In my role of teaching pastoral theology at a seminary, one lesson I continually harp on with young men preparing for the pastorate is their need for a mentor.
Many discipleship ministries such as The Navigators promote the II Timothy 2:2 Principle, “The things which you have heard from me in the presence of many witnesses, entrust these to faithful men who will be able to teach others also.” Yet we should be reminded that these words were first spoken by an older minister, Paul, to a younger minister, Timothy, in the context of the church (“in the presence of many witnesses”). This mentoring is exactly what Paul gave to Timothy in their travels together and in the epistles that bear his name.
No man can receive all that he will need for a lifetime of ministry at a seminary. For success in ministry, it is essential that young ministers have an older, wiser man to provide ongoing guidance, teaching, and training. Too many young ministers wipe out with self-inflicted wounds that might have been avoided with more counseling and coaching. I am aware there are professional sites and ministries such as this one where a pastor can go and, in a sense, purchase help in this area. If needed, seeking help this way would be better than nothing. Yet it would seem to me that mentoring relationships are better fostered in the church simply by older pastors finding ways to give themselves to younger men and young men asking for help if natural friendships are not already in place.
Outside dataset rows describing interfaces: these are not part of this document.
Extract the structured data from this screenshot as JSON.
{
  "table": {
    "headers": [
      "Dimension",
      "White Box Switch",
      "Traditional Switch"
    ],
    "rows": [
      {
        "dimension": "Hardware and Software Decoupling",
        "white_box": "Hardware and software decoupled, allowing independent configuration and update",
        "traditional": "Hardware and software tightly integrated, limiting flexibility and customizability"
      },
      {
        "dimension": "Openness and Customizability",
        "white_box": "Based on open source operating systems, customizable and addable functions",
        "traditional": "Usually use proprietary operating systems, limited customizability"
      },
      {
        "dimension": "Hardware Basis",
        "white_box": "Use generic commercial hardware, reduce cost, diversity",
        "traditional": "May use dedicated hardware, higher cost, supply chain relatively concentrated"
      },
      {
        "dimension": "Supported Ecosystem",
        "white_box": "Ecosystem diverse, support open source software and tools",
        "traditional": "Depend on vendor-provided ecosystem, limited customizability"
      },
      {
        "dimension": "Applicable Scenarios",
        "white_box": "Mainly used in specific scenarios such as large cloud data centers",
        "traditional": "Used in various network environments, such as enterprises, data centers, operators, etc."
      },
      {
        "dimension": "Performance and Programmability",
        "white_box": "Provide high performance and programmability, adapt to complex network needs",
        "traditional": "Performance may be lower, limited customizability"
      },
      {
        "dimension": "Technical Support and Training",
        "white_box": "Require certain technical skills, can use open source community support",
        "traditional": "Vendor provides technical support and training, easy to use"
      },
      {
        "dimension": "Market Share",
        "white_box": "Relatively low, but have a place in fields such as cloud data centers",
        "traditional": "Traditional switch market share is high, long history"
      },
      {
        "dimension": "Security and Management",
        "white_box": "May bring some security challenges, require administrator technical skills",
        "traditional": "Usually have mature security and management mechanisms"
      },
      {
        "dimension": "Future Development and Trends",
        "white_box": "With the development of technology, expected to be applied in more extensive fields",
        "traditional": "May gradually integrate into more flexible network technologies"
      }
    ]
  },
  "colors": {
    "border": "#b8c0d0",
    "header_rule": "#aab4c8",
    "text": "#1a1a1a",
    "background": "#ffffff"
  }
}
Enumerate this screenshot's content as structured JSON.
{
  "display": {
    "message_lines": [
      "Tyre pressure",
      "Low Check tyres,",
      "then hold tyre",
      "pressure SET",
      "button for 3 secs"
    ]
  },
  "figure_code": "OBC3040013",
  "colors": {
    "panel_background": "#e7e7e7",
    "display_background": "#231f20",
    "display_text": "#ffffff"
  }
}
By way of testimony to this truth, I have been reflecting a great deal lately on one of the chief mentors the Lord has given to me. Dave Long has been a friend to me now for thirty years. Several years ago, in a tribute to his twenty-five years of ministry in the same congregation in Lafayette, Indiana, I shared the following thoughts that demonstrate the way he has invested his life into mine.
In 1985 I came to the graduate school of Purdue University to become a math teacher and hopefully a basketball coach. In less than three years time I left for seminary with the dream of helping plant churches. The events that led to that change and my ongoing desire for pastoral ministry are like a slide show in my mind’s eye, with Dave appearing in each picture.
As newlyweds, Miriam and I were befriended by Dave & Jenny. We eagerly joined the church because of their friendship and the church’s Biblical, Christ-centered ministry.
One night, as I heard Dave speak to a college group about discipleship and multiplication, I felt a burning in my heart. I told him afterwards that I wanted to give my life to what I had just heard.
While worshiping in the small church that met in a house on the edge of the Purdue campus at that time, I realized some people only came to church every other week. Dave told me that those folks belonged to a group that was meeting for worship the other weeks. They hoped to start a church in the nearby city of Kokomo one day.
During my time at Purdue, I would go over to the church house where Dave’s office was to study at the kitchen table there. I was drawn there just to be with Dave and hear more about the ministry from him. So my math studies became integrated with tea & doughnut breaks, trips down to the gym to play basketball, and endless times walking into his office to ask a question. If he had a nickel for every time he heard, “Hey, Dave” followed by a question, he would be a rich man.
Under Dave’s guidance during those days, I did a deep study of the book of Acts. By the end I prayed God would let me live out what it showed me.
For ten months in 1986 I struggled, wondering if the Lord was calling me into pastoral ministry. Dave never pressured me, telling me that if it was from the Lord He would let me know. Late one night, the Lord came calling just as Dave had said he would. He made it so clear to me that I knew I could do nothing else.
I attended my first session meeting in Lafayette as a pastoral intern. In God’s providence, I watched as the elders wept over excommunicating the unrepentant man who had started the Kokomo work. What an initiation to ministry! Yet beholding Dave and these godly men go through that sorrow set my heart apart for Kokomo, asking God to reap from what was being sown in tears.
Dave walked with me every step of the way as the Lafayette church sent me to seminary, then planted, birthed and supported the work in Kokomo.
Over the years I have watched Dave continue to support church planting, whether it is across the Tippecanoe river, around the state, or across the ocean. He remains an example and model to me.
To be honest, I cannot even recall the names of my Purdue professors. They simply did not impact my life and eternity as did my pastor, mentor, and friend.
Dave was supposed to transition this year to a ministry that would encourage the use of his gifts even more widely for the sake of the church. Instead, those plans have been put on hold as he is battling now a very serious form of cancer. As has been our practice through the years, we continue to talk almost weekly on the phone. The mentorship continues with lessons we often do not like to learn. For even in this struggle, without perhaps realizing it, he is instructing me and others in new ways as he entrusts himself humbly to the Lord.
May the Lord give everyone – especially every pastor – such a mentor.